When I was a little girl, my father smoked. In fact, one of my first memories of him was listening to Herb Albert and the Tijuana Brass, playing on the front porch while he smoked a cigar.
He had a three packs a day habit. In the early '60s, a lot of people smoked. My paternal grandmother smoked. My uncles and aunts. To this day, I love the smell of a lit cigarette.
My older brother and I would ride with Dad to the drug store -- he in his stocking feet -- and run inside for a pack. Can you see it? A five or four year old going up to the counter with a dollar and asking for a pack of Camels?
I'm not sure how my Mom came to this notion, but she started to pray for my dad to quit smoking. I'm not sure if he wanted to or if she thought he should. She didn't nag him. My brothers and I were not subject to big fights over cigarettes.

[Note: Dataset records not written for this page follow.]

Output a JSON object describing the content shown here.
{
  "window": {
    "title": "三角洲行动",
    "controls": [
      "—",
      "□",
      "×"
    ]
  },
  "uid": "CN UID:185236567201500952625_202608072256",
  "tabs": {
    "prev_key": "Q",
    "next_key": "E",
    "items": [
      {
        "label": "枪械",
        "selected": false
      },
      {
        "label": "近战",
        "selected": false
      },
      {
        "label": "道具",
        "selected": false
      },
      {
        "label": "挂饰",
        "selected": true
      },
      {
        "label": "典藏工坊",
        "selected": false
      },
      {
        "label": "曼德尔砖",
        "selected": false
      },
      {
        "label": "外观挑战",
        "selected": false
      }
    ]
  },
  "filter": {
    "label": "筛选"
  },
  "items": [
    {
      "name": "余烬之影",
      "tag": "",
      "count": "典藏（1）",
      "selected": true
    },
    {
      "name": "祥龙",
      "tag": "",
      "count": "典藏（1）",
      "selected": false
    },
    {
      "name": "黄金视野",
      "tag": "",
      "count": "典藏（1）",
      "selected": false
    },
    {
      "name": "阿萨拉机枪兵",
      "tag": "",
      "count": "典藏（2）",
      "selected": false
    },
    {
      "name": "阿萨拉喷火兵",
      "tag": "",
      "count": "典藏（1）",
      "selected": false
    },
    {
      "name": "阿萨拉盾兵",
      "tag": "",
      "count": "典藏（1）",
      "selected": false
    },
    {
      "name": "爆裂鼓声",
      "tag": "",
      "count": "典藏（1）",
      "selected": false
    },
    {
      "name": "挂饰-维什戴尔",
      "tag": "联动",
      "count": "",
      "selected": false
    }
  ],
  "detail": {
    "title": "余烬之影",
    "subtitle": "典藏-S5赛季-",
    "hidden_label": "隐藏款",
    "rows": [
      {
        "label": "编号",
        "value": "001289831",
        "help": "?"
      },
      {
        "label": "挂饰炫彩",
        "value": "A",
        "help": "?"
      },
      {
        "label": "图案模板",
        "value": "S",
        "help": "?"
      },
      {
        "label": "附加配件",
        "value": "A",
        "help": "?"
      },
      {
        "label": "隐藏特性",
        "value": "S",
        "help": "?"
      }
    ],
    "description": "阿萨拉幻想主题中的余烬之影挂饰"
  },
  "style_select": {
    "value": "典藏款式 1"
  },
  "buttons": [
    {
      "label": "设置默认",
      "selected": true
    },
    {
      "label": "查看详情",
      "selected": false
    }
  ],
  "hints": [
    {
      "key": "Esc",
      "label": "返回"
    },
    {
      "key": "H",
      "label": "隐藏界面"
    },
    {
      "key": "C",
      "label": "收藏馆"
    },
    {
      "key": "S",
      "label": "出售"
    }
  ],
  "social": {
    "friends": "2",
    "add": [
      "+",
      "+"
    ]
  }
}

Every day she had my older brother and then younger brother (there were only 3 kids then) pray for Dad to quit smoking.
"Let's ask Jesus to help Daddy give up cigarettes."
So we did.
One day my dad opened a new pack of cigarettes, lit up, but spit it out. It tasted bitter. He tried a different cigarette. Then a different pack of cigarettes. All bitter. The taste and desire to smoke was gone.
For the rest of his life, Dad never smoked again. He didn't even have a craving.
What an impression to leave on a young girl's heart. My mom demonstrated faith and holiness, and the heart of Jesus, by teaching us to pray.
I wish I still had the faith of my four-year-old self.
Thanks, Mom. What a terrific inheritance.